Staying Nutritionally Safe When Embarking Upon a Vegan Diet

Guest Blog By Susannah White

Whether it’s for the animals, the planet or your health, opting to follow a plant-based way of eating is no longer a minority life-style choice.  At last, we’ve gone mainstream!

Benefits to the environment and to animal welfare are at the heart of this choice for many people but there is also a growing number selecting plant-based food for health reasons.  In a society where even our GPs are given very little training in nutrition, misinformation is prolifically spread in the media and where industry leads research, we each need to arm ourselves with a good foundation of knowledge in nutrition.  We are, after all, what we eat.  I’m mainly oats, I should imagine.

When I see the growing number of vegan foods available in supermarkets, for the main part I am thankful and see this as a wonderful indicator that the vegan pound is having a credible impact on the range of readily accessible fare.

Which nutrients do people worry about and which ones should they worry about?

Firstly, the protein myth.  One of the first concerns most people have is whether or not they will get sufficient protein.  Unless they live on very processed food, they should be able to get ample protein on a plant-based diet.  In the past, there was a worry that plant protein is somehow less ‘whole’ than animal protein and that vegans needed to make complex combinations in order to have proper protein in their body.  Of course, this myth has been dispelled as our bodies are highly evolved to take the building blocks of protein (amino acids) from different sources and combine them and store them as necessary.

B12 is the one vitamin that all vegans and plant-based eaters should supplement.  It is not made by the human body – and it also is not made in animals either, but by bacteria.  Failing to get an adequate amount of this essential nutrient is potentially dangerous and some symptoms can be irreversible.  Supplements are cheap and there is a variety of types.  Those who have been genotyped (for example, by 23 & Me) might find it useful to look into their methylation status to choose the most effective form to take.  The Vegan Society has an information sheet on how to work out your daily requirements.

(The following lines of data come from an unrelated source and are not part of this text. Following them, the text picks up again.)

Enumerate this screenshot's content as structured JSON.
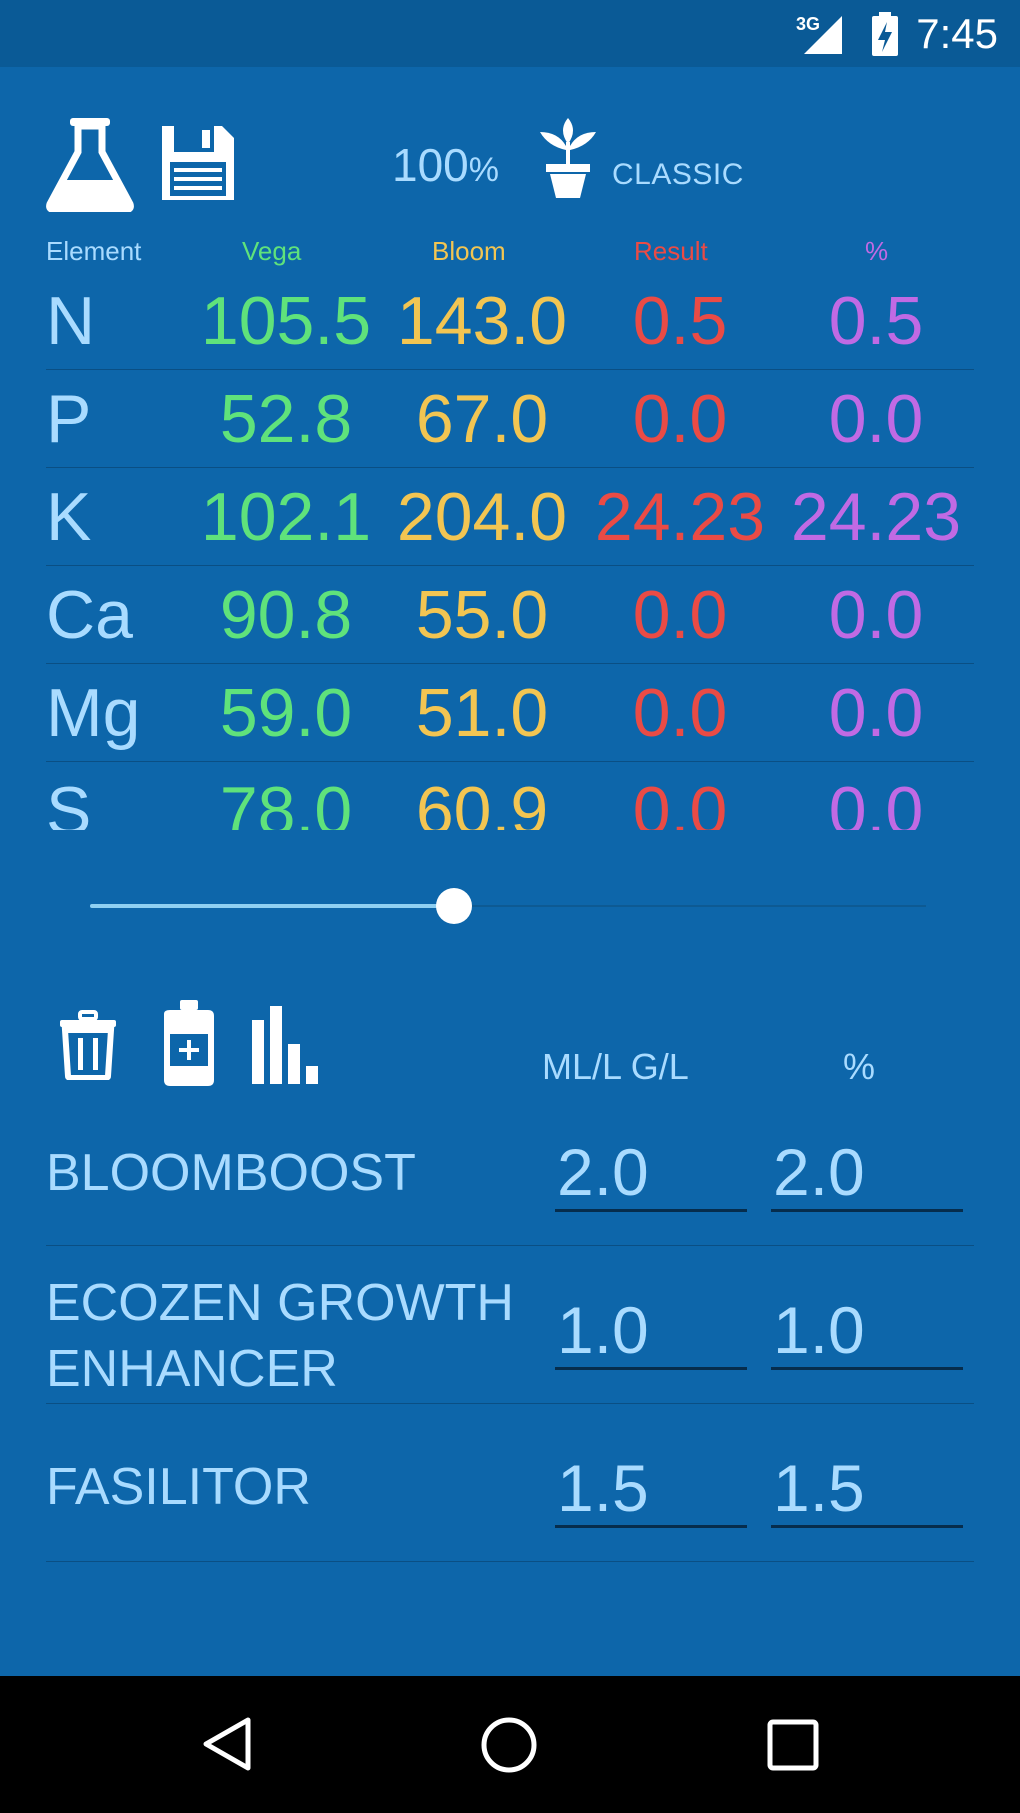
{
  "status_bar": {
    "time": "7:45",
    "network": "3G",
    "signal_icon": "signal-icon",
    "battery_icon": "battery-charging-icon"
  },
  "toolbar": {
    "flask_icon": "flask-icon",
    "save_icon": "floppy-disk-icon",
    "strength_value": "100",
    "strength_unit": "%",
    "plant_icon": "potted-plant-icon",
    "mode": "CLASSIC"
  },
  "columns": {
    "element": "Element",
    "vega": "Vega",
    "bloom": "Bloom",
    "result": "Result",
    "pct": "%"
  },
  "elements": [
    {
      "name": "N",
      "vega": "105.5",
      "bloom": "143.0",
      "result": "0.5",
      "pct": "0.5"
    },
    {
      "name": "P",
      "vega": "52.8",
      "bloom": "67.0",
      "result": "0.0",
      "pct": "0.0"
    },
    {
      "name": "K",
      "vega": "102.1",
      "bloom": "204.0",
      "result": "24.23",
      "pct": "24.23"
    },
    {
      "name": "Ca",
      "vega": "90.8",
      "bloom": "55.0",
      "result": "0.0",
      "pct": "0.0"
    },
    {
      "name": "Mg",
      "vega": "59.0",
      "bloom": "51.0",
      "result": "0.0",
      "pct": "0.0"
    },
    {
      "name": "S",
      "vega": "78.0",
      "bloom": "60.9",
      "result": "0.0",
      "pct": "0.0"
    }
  ],
  "slider": {
    "value_fraction": 0.435
  },
  "products_toolbar": {
    "delete_icon": "trash-icon",
    "add_icon": "add-bottle-icon",
    "chart_icon": "bar-chart-icon",
    "dose_header": "ML/L G/L",
    "pct_header": "%"
  },
  "products": [
    {
      "name": "BLOOMBOOST",
      "dose": "2.0",
      "pct": "2.0"
    },
    {
      "name": "ECOZEN GROWTH ENHANCER",
      "dose": "1.0",
      "pct": "1.0"
    },
    {
      "name": "FASILITOR",
      "dose": "1.5",
      "pct": "1.5"
    }
  ],
  "nav": {
    "back_icon": "back-triangle-icon",
    "home_icon": "home-circle-icon",
    "recents_icon": "recents-square-icon"
  },
  "colors": {
    "background": "#0d66aa",
    "vega": "#5fe27b",
    "bloom": "#f2c552",
    "result": "#ea4b45",
    "pct": "#c06ae4",
    "text": "#a9dbff"
  }
}
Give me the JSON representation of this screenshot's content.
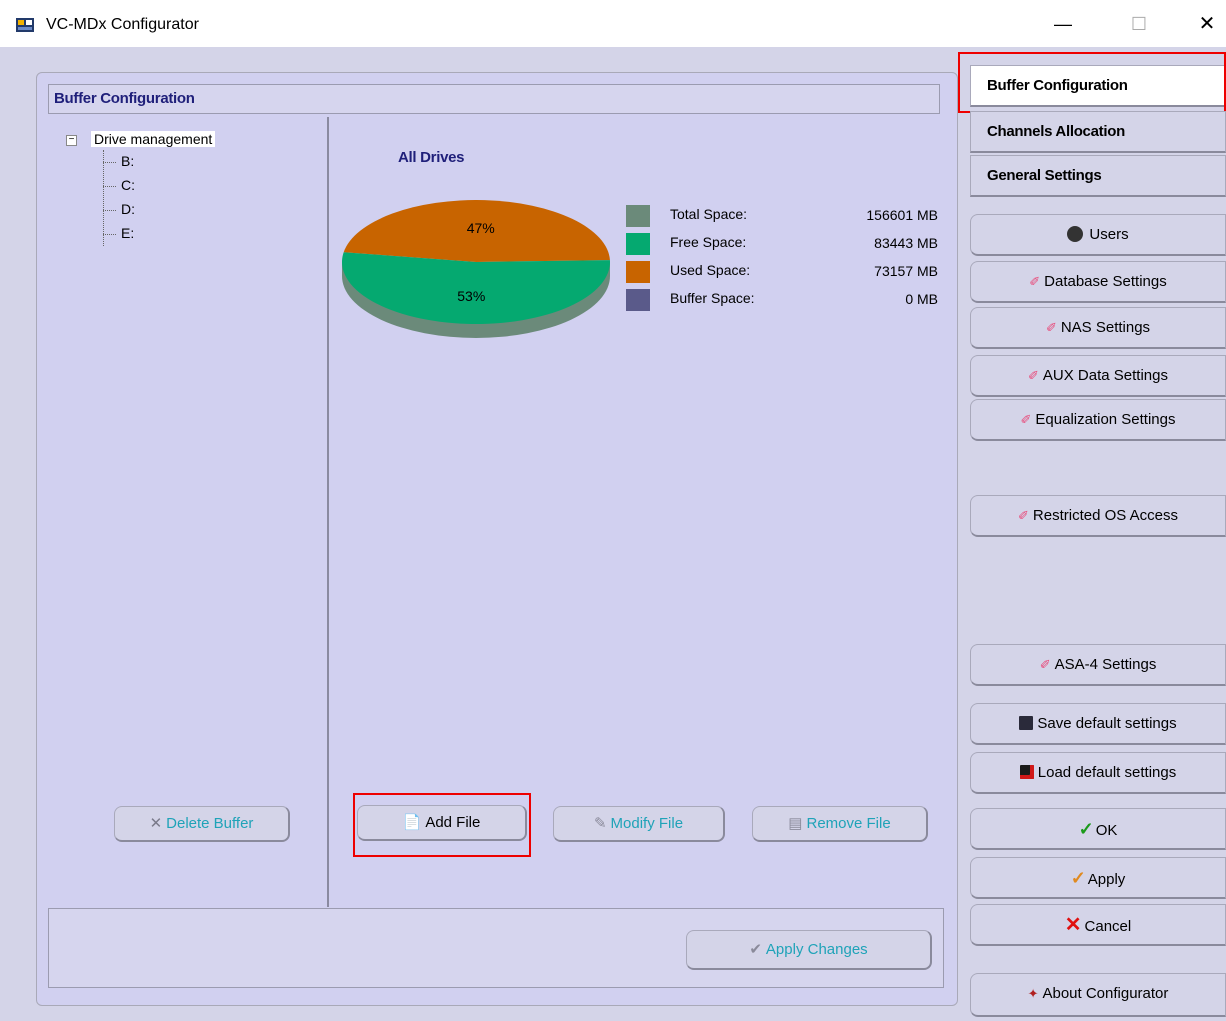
{
  "window": {
    "title": "VC-MDx Configurator",
    "minimize": "—",
    "maximize": "☐",
    "close": "✕"
  },
  "section": {
    "title": "Buffer Configuration"
  },
  "tree": {
    "root": "Drive management",
    "expander": "−",
    "items": [
      "B:",
      "C:",
      "D:",
      "E:"
    ]
  },
  "chart_data": {
    "type": "pie",
    "title": "All Drives",
    "slices": [
      {
        "label": "Used Space",
        "value": 47,
        "display": "47%",
        "color": "#c86400"
      },
      {
        "label": "Free Space",
        "value": 53,
        "display": "53%",
        "color": "#05a970"
      }
    ],
    "legend": [
      {
        "label": "Total Space:",
        "value": "156601 MB",
        "color": "#6b8a7a"
      },
      {
        "label": "Free Space:",
        "value": "83443 MB",
        "color": "#05a970"
      },
      {
        "label": "Used Space:",
        "value": "73157 MB",
        "color": "#c86400"
      },
      {
        "label": "Buffer Space:",
        "value": "0 MB",
        "color": "#5a5a8a"
      }
    ],
    "legend_position": "right"
  },
  "buttons": {
    "delete_buffer": "Delete Buffer",
    "add_file": "Add File",
    "modify_file": "Modify File",
    "remove_file": "Remove File",
    "apply_changes": "Apply Changes"
  },
  "sidebar": {
    "tabs": [
      "Buffer Configuration",
      "Channels Allocation",
      "General Settings"
    ],
    "users": "Users",
    "database_settings": "Database Settings",
    "nas_settings": "NAS Settings",
    "aux_data_settings": "AUX Data Settings",
    "equalization_settings": "Equalization Settings",
    "restricted_os_access": "Restricted OS Access",
    "asa4_settings": "ASA-4 Settings",
    "save_default": "Save default settings",
    "load_default": "Load default settings",
    "ok": "OK",
    "apply": "Apply",
    "cancel": "Cancel",
    "about": "About  Configurator"
  }
}
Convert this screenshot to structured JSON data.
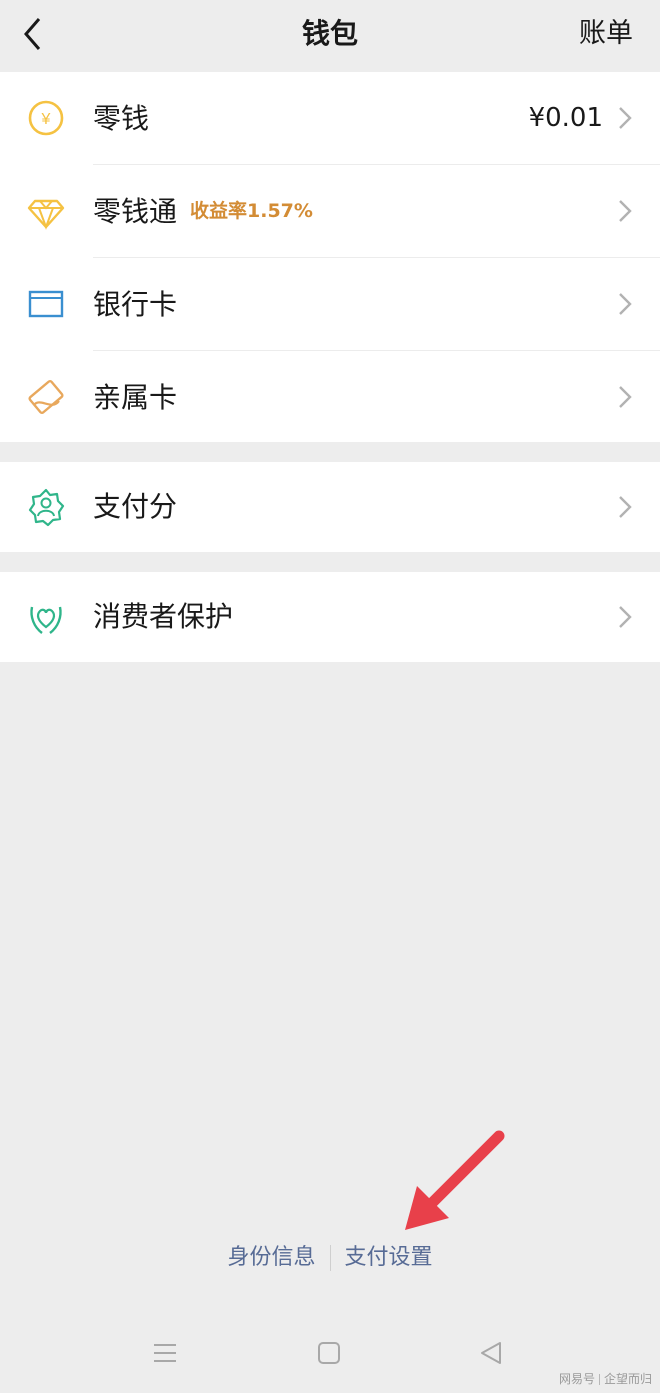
{
  "header": {
    "back_icon": "chevron-left-icon",
    "title": "钱包",
    "bill_label": "账单"
  },
  "groups": {
    "main": [
      {
        "id": "change",
        "icon": "yuan-coin-icon",
        "icon_color": "#f5c242",
        "label": "零钱",
        "value": "¥0.01"
      },
      {
        "id": "lingqiantong",
        "icon": "diamond-icon",
        "icon_color": "#f5c242",
        "label": "零钱通",
        "sub": "收益率1.57%",
        "sub_color": "#d38c35"
      },
      {
        "id": "bank-card",
        "icon": "card-icon",
        "icon_color": "#3a8fd0",
        "label": "银行卡"
      },
      {
        "id": "family-card",
        "icon": "family-card-icon",
        "icon_color": "#e8a85d",
        "label": "亲属卡"
      }
    ],
    "score": [
      {
        "id": "pay-score",
        "icon": "badge-person-icon",
        "icon_color": "#2fb58a",
        "label": "支付分"
      }
    ],
    "protect": [
      {
        "id": "consumer-protection",
        "icon": "hands-heart-icon",
        "icon_color": "#2fb58a",
        "label": "消费者保护"
      }
    ]
  },
  "bottom_links": {
    "identity": "身份信息",
    "pay_settings": "支付设置",
    "link_color": "#576b95"
  },
  "annotation": {
    "arrow_color": "#e8404a"
  },
  "watermark": {
    "left": "网易号",
    "right": "企望而归"
  }
}
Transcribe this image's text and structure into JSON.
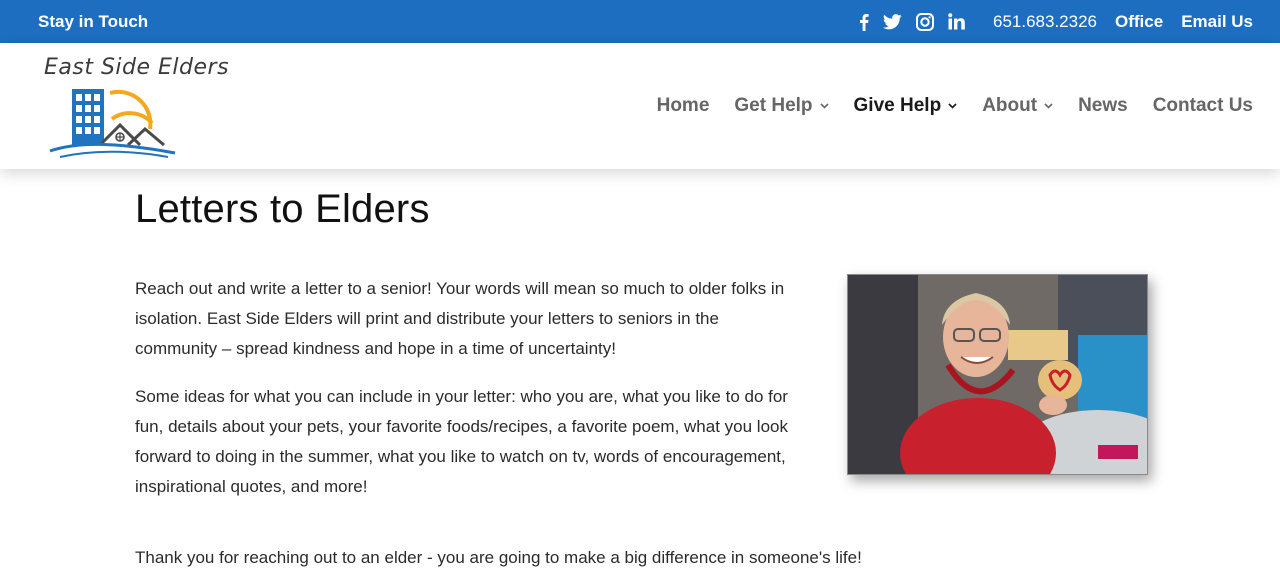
{
  "topbar": {
    "stay_label": "Stay in Touch",
    "social_icons": [
      "facebook-icon",
      "twitter-icon",
      "instagram-icon",
      "linkedin-icon"
    ],
    "phone": "651.683.2326",
    "office_label": "Office",
    "email_label": "Email Us",
    "background_color": "#1d6ec0"
  },
  "logo": {
    "text": "East Side Elders"
  },
  "nav": {
    "items": [
      {
        "label": "Home",
        "has_dropdown": false,
        "active": false
      },
      {
        "label": "Get Help",
        "has_dropdown": true,
        "active": false
      },
      {
        "label": "Give Help",
        "has_dropdown": true,
        "active": true
      },
      {
        "label": "About",
        "has_dropdown": true,
        "active": false
      },
      {
        "label": "News",
        "has_dropdown": false,
        "active": false
      },
      {
        "label": "Contact Us",
        "has_dropdown": false,
        "active": false
      }
    ]
  },
  "main": {
    "title": "Letters to Elders",
    "paragraph1": "Reach out and write a letter to a senior!  Your words will mean so much to older folks in isolation.  East Side Elders will print and distribute your letters to seniors in the community – spread kindness and hope in a time of uncertainty!",
    "paragraph2": "Some ideas for what you can include in your letter:  who you are, what you like to do for fun, details about your pets, your favorite foods/recipes, a favorite poem, what you look forward to doing in the summer, what you like to watch on tv, words of encouragement, inspirational quotes, and more!",
    "paragraph3": "Thank you for reaching out to an elder - you are going to make a big difference in someone's life!"
  }
}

Omega-3 might be another area of interest for some.  Maintaining a good balance of omega-3 and 6 is more straightforward on a whole-foods plant-based diet than some may think as, in the absence of vegetable oils in the diet it is easy to get the right ratio of different fats.  Many people opt to supplement using algae based oil capsules, which are becoming easier to obtain although more expensive than their fish-oil counterparts.  To get this nutrient directly from food, walnuts are one of the best sources, as are flax, chia and hemp seeds.

Finally, and this is a nutrient that does not often get mentioned, iodine.  With an estimated one in seven of the world’s population being deficient, this is a nutrient to have on your radar.  Deficiency can cause goitre (enlargement of the thyroid gland), affect brain development and cause hypothyroidism.    Some parts of the world fortify all their salt but not the UK.  It is possible to purchase iodised table salt, however.  If you avoid salt this can be tricky but some foods do contain useful amounts such as haricot beans. Many achieve their daily requirements through regular seaweed consumption.  A little caution here, however, as the quantity of iodine in different types of seaweed varies dramatically and it is quite possible to overdose (if eating kelp, for example); dulse is perhaps a safer bet.  The most important time to consider supplementing is before and during pregnancy as a deficiency can have a devastating impact.

Despite these challenges, a plant-based diet is the only one to have been proven to prevent and reverse some of the most prevalent diseases of modern society.  Armed with a little nutritional knowledge, you can eat delicious and nutritious foods and enjoy the pleasure of knowing that your choice is a sound environmental and ethical one.

For structured advice on how to balance a healthy plant-based diet, here are some useful resources:

and for recipes and articles:

Susannah is a passionate educator as well as a plant-based foodie.  She holds a certificate in plant-based nutrition from Cornell University and runs Destination Plant Based and Ahead Learning.